Read the material below. Count the lines containing "image" and give that count alone.

# # # #

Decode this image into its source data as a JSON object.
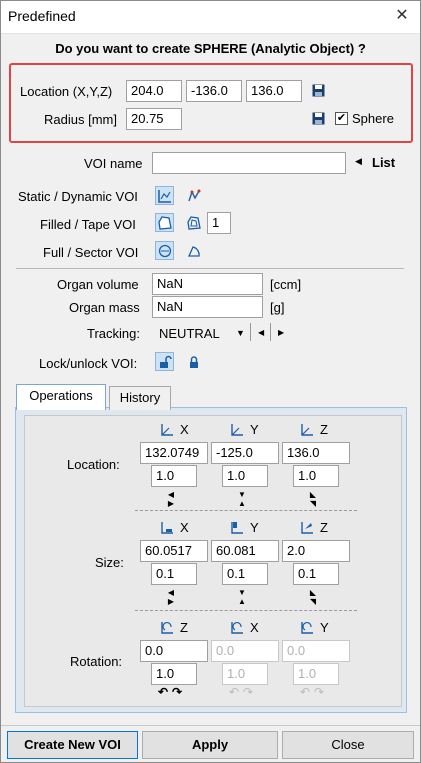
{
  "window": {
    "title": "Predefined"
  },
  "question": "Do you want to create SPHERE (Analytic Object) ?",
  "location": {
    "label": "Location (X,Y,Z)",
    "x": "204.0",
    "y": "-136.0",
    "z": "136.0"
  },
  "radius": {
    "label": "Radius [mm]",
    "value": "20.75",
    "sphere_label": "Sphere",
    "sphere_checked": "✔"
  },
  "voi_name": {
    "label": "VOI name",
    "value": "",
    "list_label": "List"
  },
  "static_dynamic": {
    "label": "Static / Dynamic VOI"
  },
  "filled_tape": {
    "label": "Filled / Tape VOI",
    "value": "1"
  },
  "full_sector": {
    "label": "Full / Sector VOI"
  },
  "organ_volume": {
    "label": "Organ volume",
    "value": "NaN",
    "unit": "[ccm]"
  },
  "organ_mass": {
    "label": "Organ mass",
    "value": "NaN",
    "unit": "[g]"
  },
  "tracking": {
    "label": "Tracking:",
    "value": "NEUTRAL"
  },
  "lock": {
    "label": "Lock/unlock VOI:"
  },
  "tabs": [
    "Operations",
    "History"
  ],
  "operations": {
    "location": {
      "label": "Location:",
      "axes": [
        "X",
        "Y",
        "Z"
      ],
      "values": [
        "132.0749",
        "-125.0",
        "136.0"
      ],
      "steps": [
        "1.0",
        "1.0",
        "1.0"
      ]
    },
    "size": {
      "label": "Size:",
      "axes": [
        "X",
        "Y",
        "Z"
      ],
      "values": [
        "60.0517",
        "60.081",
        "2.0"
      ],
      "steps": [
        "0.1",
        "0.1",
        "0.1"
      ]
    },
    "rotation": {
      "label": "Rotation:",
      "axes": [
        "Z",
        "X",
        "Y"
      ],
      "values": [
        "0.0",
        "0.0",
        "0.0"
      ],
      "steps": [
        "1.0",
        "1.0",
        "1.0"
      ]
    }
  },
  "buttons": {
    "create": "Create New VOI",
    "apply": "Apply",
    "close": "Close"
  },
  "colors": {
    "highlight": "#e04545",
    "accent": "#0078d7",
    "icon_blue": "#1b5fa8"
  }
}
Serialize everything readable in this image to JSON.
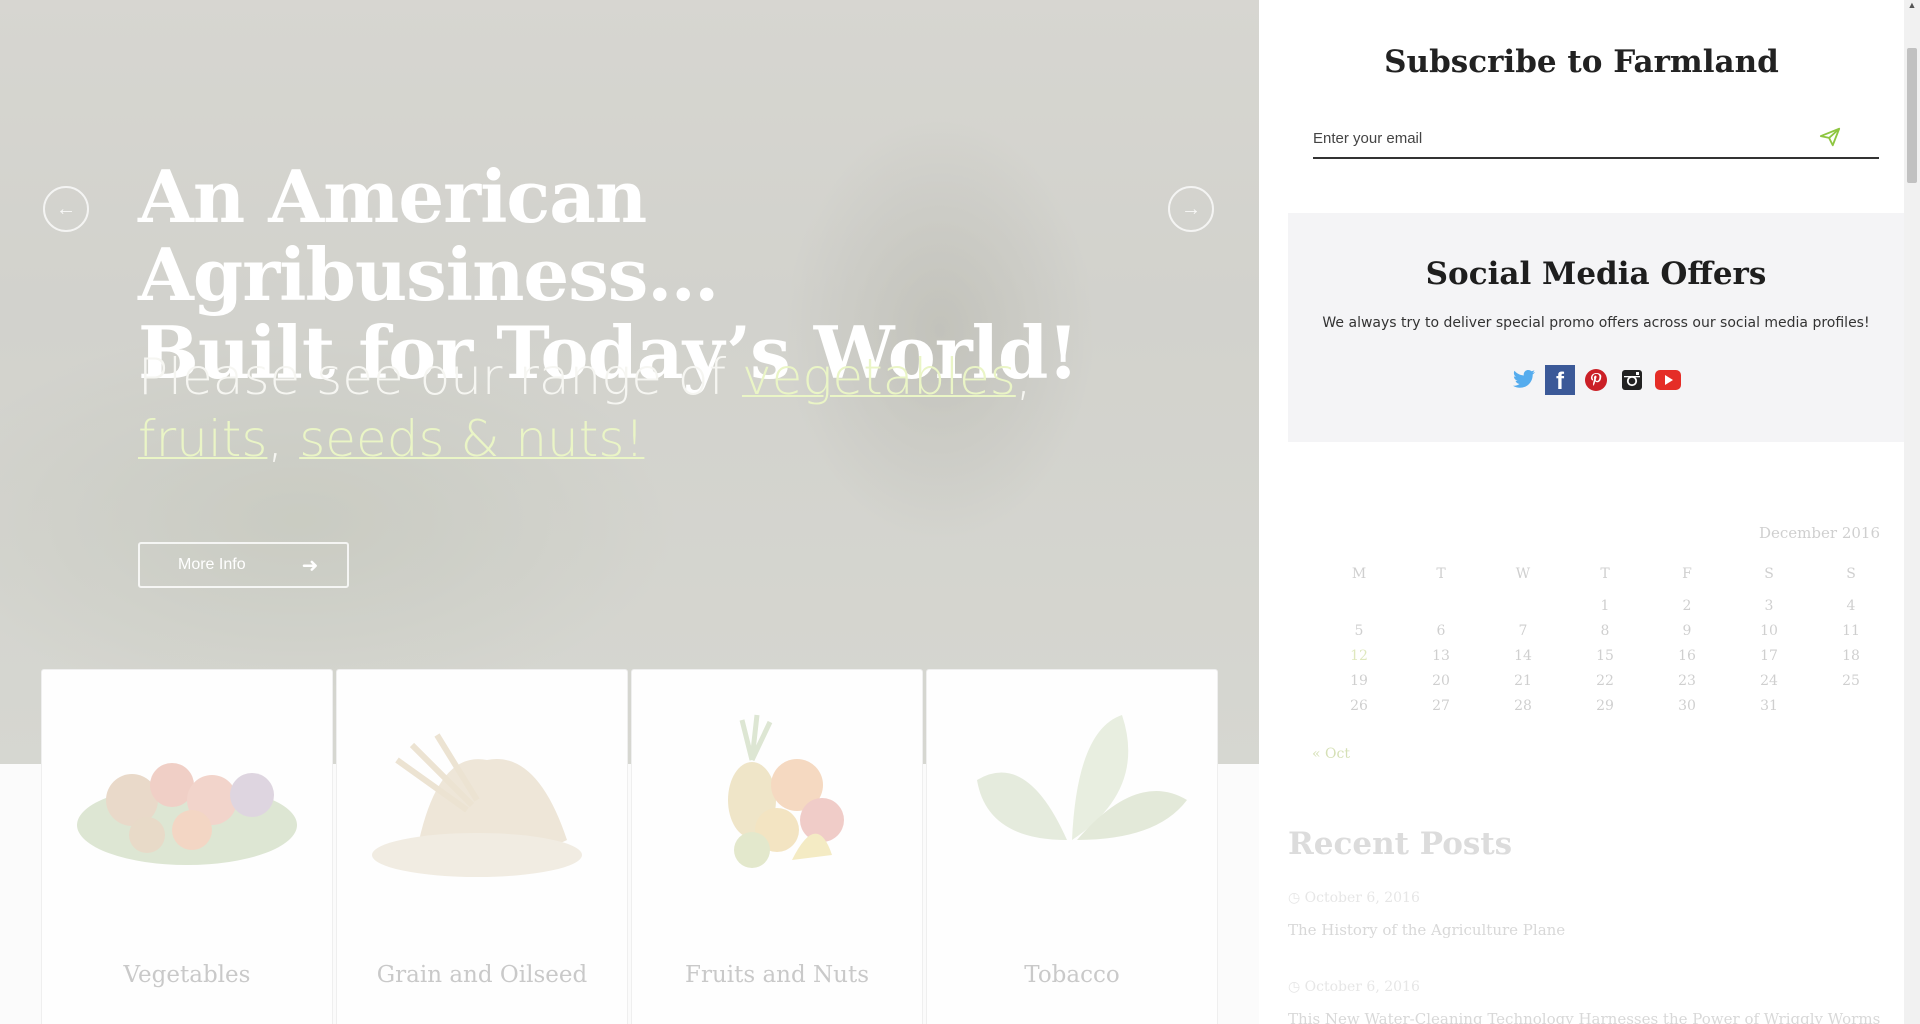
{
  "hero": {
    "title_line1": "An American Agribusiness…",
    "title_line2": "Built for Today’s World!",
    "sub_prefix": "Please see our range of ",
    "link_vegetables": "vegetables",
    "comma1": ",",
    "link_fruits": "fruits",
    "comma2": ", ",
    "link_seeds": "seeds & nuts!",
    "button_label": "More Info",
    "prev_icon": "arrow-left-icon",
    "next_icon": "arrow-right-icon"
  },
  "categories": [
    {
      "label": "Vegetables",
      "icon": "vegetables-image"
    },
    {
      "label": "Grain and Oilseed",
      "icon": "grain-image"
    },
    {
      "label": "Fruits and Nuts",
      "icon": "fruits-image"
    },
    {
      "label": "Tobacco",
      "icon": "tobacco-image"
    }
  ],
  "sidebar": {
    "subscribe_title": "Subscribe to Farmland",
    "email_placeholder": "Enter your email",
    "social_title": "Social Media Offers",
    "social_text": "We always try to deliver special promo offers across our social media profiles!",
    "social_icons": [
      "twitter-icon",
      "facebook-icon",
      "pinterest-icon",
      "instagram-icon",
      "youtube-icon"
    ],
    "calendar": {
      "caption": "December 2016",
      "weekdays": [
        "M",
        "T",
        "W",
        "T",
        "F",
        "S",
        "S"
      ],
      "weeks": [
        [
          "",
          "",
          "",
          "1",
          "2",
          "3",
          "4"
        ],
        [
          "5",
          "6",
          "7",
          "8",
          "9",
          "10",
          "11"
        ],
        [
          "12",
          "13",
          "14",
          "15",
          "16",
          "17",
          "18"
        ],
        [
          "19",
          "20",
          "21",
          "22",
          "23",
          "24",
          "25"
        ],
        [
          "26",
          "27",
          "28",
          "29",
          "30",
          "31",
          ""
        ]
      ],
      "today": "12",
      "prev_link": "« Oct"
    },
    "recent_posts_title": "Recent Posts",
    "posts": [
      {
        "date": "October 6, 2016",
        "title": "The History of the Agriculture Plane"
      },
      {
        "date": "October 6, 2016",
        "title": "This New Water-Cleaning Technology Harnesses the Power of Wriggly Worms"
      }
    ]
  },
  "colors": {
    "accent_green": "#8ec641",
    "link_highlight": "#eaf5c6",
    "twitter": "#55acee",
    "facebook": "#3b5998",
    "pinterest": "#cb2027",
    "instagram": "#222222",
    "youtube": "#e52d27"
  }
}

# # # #

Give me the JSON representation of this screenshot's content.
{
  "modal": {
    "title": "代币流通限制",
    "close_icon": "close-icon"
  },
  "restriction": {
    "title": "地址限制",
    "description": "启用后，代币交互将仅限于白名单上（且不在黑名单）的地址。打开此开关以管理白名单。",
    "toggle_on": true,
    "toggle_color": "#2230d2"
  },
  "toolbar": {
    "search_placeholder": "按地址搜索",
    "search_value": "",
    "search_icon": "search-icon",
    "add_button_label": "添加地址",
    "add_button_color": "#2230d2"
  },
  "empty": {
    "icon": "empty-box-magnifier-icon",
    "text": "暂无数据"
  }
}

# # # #

- PROBLEM SOLUTION -
6